"Which door?" asks Wayne, one arm around the hysterical woman in a chicken suit.

"Uh, door number two!"

"Are you sure?" Wayne always double checks.

"Yeah, why not!" she screams. Buckets of tears are getting all the fake feathers wet, and it's hard to tell if Wayne's sidehug is the loving embrace of a father or the stern guidance of a disciplinarian. Or both.

But is it worth the risk of losing your newfound Hot Tub and getting stuck with a gift certificate to Red Lobster?
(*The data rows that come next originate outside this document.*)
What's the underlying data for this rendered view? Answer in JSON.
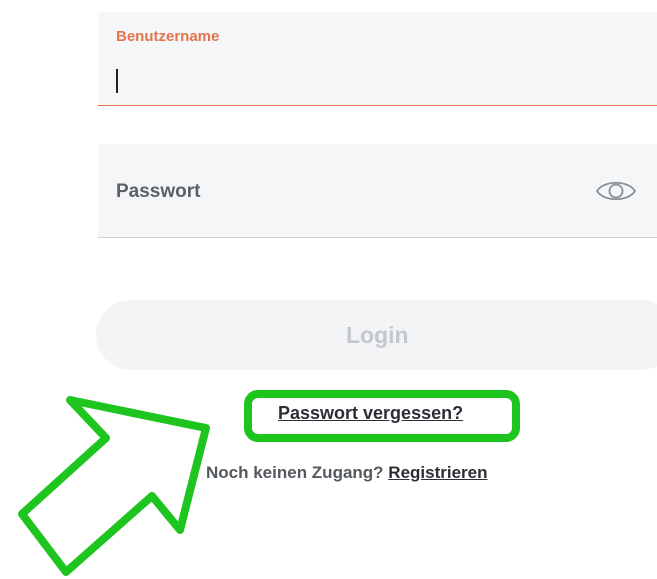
{
  "form": {
    "username": {
      "label": "Benutzername",
      "value": ""
    },
    "password": {
      "placeholder": "Passwort",
      "value": ""
    },
    "login_label": "Login",
    "forgot_password_label": "Passwort vergessen?",
    "no_account_text": "Noch keinen Zugang?",
    "register_label": "Registrieren"
  },
  "icons": {
    "password_toggle": "eye-icon"
  },
  "colors": {
    "accent": "#e4744a",
    "highlight": "#1ec51e",
    "field_bg": "#f5f6f7",
    "button_disabled_text": "#c4c8cc"
  }
}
Wayne asks the prize gods to reveal what's behind door number two. The Jeopardy / Wheel of Fortune / Price is Right narrator explains the merits of the Jet Ski / Vacation Package / Hot Tub / Patio Furniture door number two unveils. Then Wayne asks that terrible, unfair question: keep what you've got, or try a different door? And you just know there's a car behind one of those other two doors. But is it worth the risk of losing your newfound Hot Tub and getting stuck with a gift certificate to Red Lobster?

And that's how I feel watching Google I/O. It's a game of chance, and somebody is going to go home happy, grateful for the iterative changes to the phone version of Android, and someone else is going to go home heartbroken after Google totally fails on Android TV / Android Wear / Android for Chrome OS / Android Auto / Google Fit somewhere between 6 and 12 months from now.

History is littered with the carcasses of failed or abandoned Google projects. Google Wave, Google Buzz, Android@Home, Google Reader... shall I go on? And yet, the world is shaped by Google's relatively few successes, like Search, Android, and Gmail. The trouble for me and the chicken woman is picking the right door to pin our hopes and dreams and next family vacation on.

I love Google as a company. I love that they're not afraid to experiment, to blow billions of dollars on robotics, to make a car as a simple vanity project. But as a user of Google products, Google I/O makes me scared and confused. Was the lack of Google Glass on stage a sign that Google is backing away from that project and just focusing on watches now?

My problem is that every single one of these companies seems set on a sort of "ownership" of my living room

For me, the single most frustrating thing about yesterday's keynote was Android TV, Google's third-ish attempt to invade that space. It made me mad at the entire industry, really. We're about a decade into the "war for the living room," and consumers are caught in the crossfire of Microsoft, Sony, Apple, Amazon, Google, Nintendo and a handful of other warmongers. It's not that I mind innovative tech companies trying to make my TV experience better, my problem is that every single one of these companies seems set on a sort of "ownership" of my living room, with the only definition of success being the exclusion, or at least inconvenience, of all competition. Case in point: how many near-identical, totally incompatible dual analog controllers must I purchase to play video games until it's "enough"?

Another dual analog controller to buyAnother dual analog controller to buy

This sort of thinking, mirrored almost exactly in Samsung, Apple, and Google’s race to control the fitness ecosystem, is dangerous when mixed with Google's casual, experimental approach to product development. Does it really expect me to choose an exclusionary product and shape my habits around it, when a year from now Google has forgotten about this little experiment and it's on to the next thing?

Google: please keep experimenting, but try and make sure those experiments aren't a zero sum game. The chicken lady and I thank you.

About Paul Miller

That guy who left the internet for a year